● Problem requirements
Where an entry holds an image, leave the image out; otherwise reproduce the entry exactly.

● Records
================================
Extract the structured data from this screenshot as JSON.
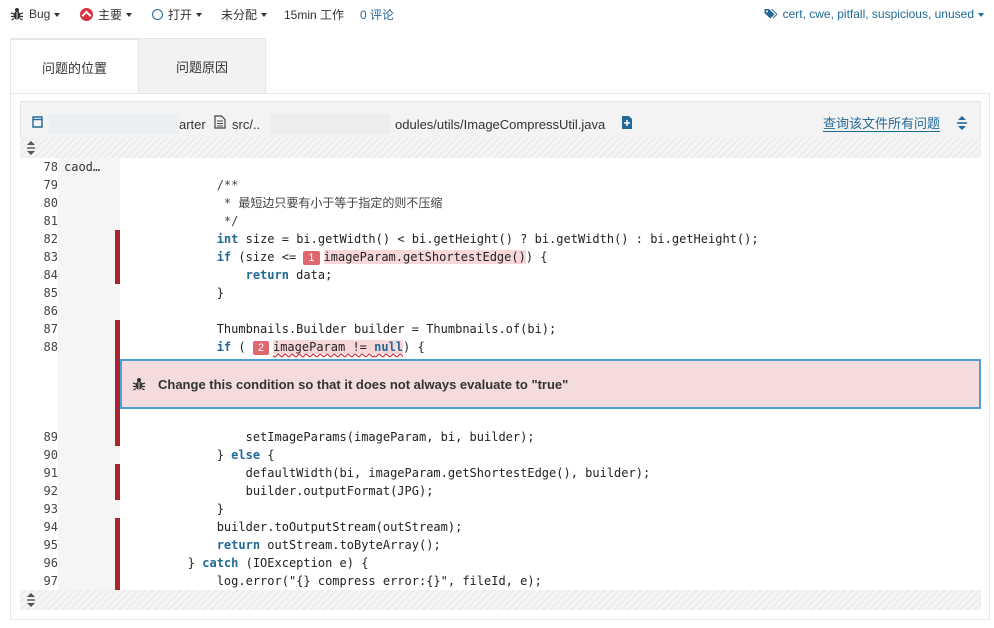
{
  "top_bar": {
    "type_label": "Bug",
    "severity_label": "主要",
    "status_label": "打开",
    "assignee_label": "未分配",
    "effort_label": "15min 工作",
    "comments_label": "0 评论",
    "tags_label": "cert, cwe, pitfall, suspicious, unused"
  },
  "tabs": [
    {
      "label": "问题的位置"
    },
    {
      "label": "问题原因"
    }
  ],
  "file_header": {
    "project_suffix": "arter",
    "path_prefix": "src/..",
    "path_suffix": "odules/utils/ImageCompressUtil.java",
    "all_issues_link": "查询该文件所有问题"
  },
  "code": {
    "blame_author": "caod…",
    "issue_message": "Change this condition so that it does not always evaluate to \"true\"",
    "lines": [
      {
        "n": "78",
        "text": ""
      },
      {
        "n": "79",
        "text": "            /**"
      },
      {
        "n": "80",
        "text": "             * 最短边只要有小于等于指定的则不压缩"
      },
      {
        "n": "81",
        "text": "             */"
      },
      {
        "n": "82",
        "text": "            int size = bi.getWidth() < bi.getHeight() ? bi.getWidth() : bi.getHeight();"
      },
      {
        "n": "83",
        "text": "            if (size <= 1 imageParam.getShortestEdge()) {"
      },
      {
        "n": "84",
        "text": "                return data;"
      },
      {
        "n": "85",
        "text": "            }"
      },
      {
        "n": "86",
        "text": ""
      },
      {
        "n": "87",
        "text": "            Thumbnails.Builder builder = Thumbnails.of(bi);"
      },
      {
        "n": "88",
        "text": "            if ( 2 imageParam != null) {"
      },
      {
        "n": "89",
        "text": "                setImageParams(imageParam, bi, builder);"
      },
      {
        "n": "90",
        "text": "            } else {"
      },
      {
        "n": "91",
        "text": "                defaultWidth(bi, imageParam.getShortestEdge(), builder);"
      },
      {
        "n": "92",
        "text": "                builder.outputFormat(JPG);"
      },
      {
        "n": "93",
        "text": "            }"
      },
      {
        "n": "94",
        "text": "            builder.toOutputStream(outStream);"
      },
      {
        "n": "95",
        "text": "            return outStream.toByteArray();"
      },
      {
        "n": "96",
        "text": "        } catch (IOException e) {"
      },
      {
        "n": "97",
        "text": "            log.error(\"{} compress error:{}\", fileId, e);"
      }
    ]
  },
  "colors": {
    "link": "#236a97",
    "issue_mark": "#a9242d",
    "issue_bg": "#f4dcdd",
    "issue_border": "#4b9fd5"
  }
}
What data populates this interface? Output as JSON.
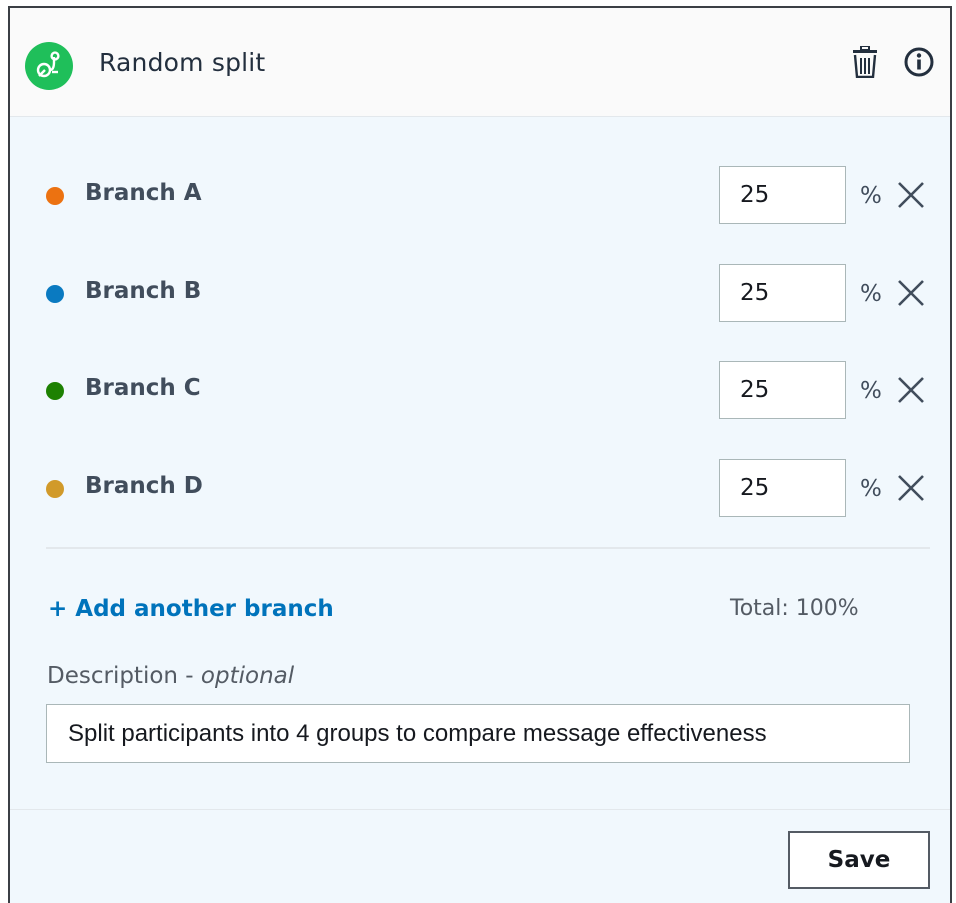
{
  "header": {
    "title": "Random split",
    "app_icon": "split-icon",
    "app_icon_color": "#1fbf5a",
    "actions": [
      "trash-icon",
      "info-icon"
    ]
  },
  "branches": [
    {
      "label": "Branch A",
      "value": "25",
      "color": "#ec7211"
    },
    {
      "label": "Branch B",
      "value": "25",
      "color": "#0a7ac1"
    },
    {
      "label": "Branch C",
      "value": "25",
      "color": "#1d8102"
    },
    {
      "label": "Branch D",
      "value": "25",
      "color": "#d19a2a"
    }
  ],
  "percent_sign": "%",
  "add_branch_label": "+ Add another branch",
  "total_label": "Total: 100%",
  "description": {
    "label": "Description - ",
    "optional": "optional",
    "value": "Split participants into 4 groups to compare message effectiveness"
  },
  "footer": {
    "save_label": "Save"
  },
  "colors": {
    "link": "#0073bb",
    "panel_bg": "#f1f8fd"
  }
}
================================
● Task output
Extract the structured data from this screenshot as JSON.
{
  "top_bar": {
    "type_label": "Bug",
    "severity_label": "主要",
    "status_label": "打开",
    "assignee_label": "未分配",
    "effort_label": "15min 工作",
    "comments_label": "0 评论",
    "tags_label": "cert, cwe, pitfall, suspicious, unused"
  },
  "tabs": [
    {
      "label": "问题的位置"
    },
    {
      "label": "问题原因"
    }
  ],
  "file_header": {
    "project_suffix": "arter",
    "path_prefix": "src/..",
    "path_suffix": "odules/utils/ImageCompressUtil.java",
    "all_issues_link": "查询该文件所有问题"
  },
  "code": {
    "blame_author": "caod…",
    "issue_message": "Change this condition so that it does not always evaluate to \"true\"",
    "lines": [
      {
        "n": "78",
        "text": ""
      },
      {
        "n": "79",
        "text": "            /**"
      },
      {
        "n": "80",
        "text": "             * 最短边只要有小于等于指定的则不压缩"
      },
      {
        "n": "81",
        "text": "             */"
      },
      {
        "n": "82",
        "text": "            int size = bi.getWidth() < bi.getHeight() ? bi.getWidth() : bi.getHeight();"
      },
      {
        "n": "83",
        "text": "            if (size <= 1 imageParam.getShortestEdge()) {"
      },
      {
        "n": "84",
        "text": "                return data;"
      },
      {
        "n": "85",
        "text": "            }"
      },
      {
        "n": "86",
        "text": ""
      },
      {
        "n": "87",
        "text": "            Thumbnails.Builder builder = Thumbnails.of(bi);"
      },
      {
        "n": "88",
        "text": "            if ( 2 imageParam != null) {"
      },
      {
        "n": "89",
        "text": "                setImageParams(imageParam, bi, builder);"
      },
      {
        "n": "90",
        "text": "            } else {"
      },
      {
        "n": "91",
        "text": "                defaultWidth(bi, imageParam.getShortestEdge(), builder);"
      },
      {
        "n": "92",
        "text": "                builder.outputFormat(JPG);"
      },
      {
        "n": "93",
        "text": "            }"
      },
      {
        "n": "94",
        "text": "            builder.toOutputStream(outStream);"
      },
      {
        "n": "95",
        "text": "            return outStream.toByteArray();"
      },
      {
        "n": "96",
        "text": "        } catch (IOException e) {"
      },
      {
        "n": "97",
        "text": "            log.error(\"{} compress error:{}\", fileId, e);"
      }
    ]
  },
  "colors": {
    "link": "#236a97",
    "issue_mark": "#a9242d",
    "issue_bg": "#f4dcdd",
    "issue_border": "#4b9fd5"
  }
}
What data populates this interface? Output as JSON.
{
  "header": {
    "title": "Random split",
    "app_icon": "split-icon",
    "app_icon_color": "#1fbf5a",
    "actions": [
      "trash-icon",
      "info-icon"
    ]
  },
  "branches": [
    {
      "label": "Branch A",
      "value": "25",
      "color": "#ec7211"
    },
    {
      "label": "Branch B",
      "value": "25",
      "color": "#0a7ac1"
    },
    {
      "label": "Branch C",
      "value": "25",
      "color": "#1d8102"
    },
    {
      "label": "Branch D",
      "value": "25",
      "color": "#d19a2a"
    }
  ],
  "percent_sign": "%",
  "add_branch_label": "+ Add another branch",
  "total_label": "Total: 100%",
  "description": {
    "label": "Description - ",
    "optional": "optional",
    "value": "Split participants into 4 groups to compare message effectiveness"
  },
  "footer": {
    "save_label": "Save"
  },
  "colors": {
    "link": "#0073bb",
    "panel_bg": "#f1f8fd"
  }
}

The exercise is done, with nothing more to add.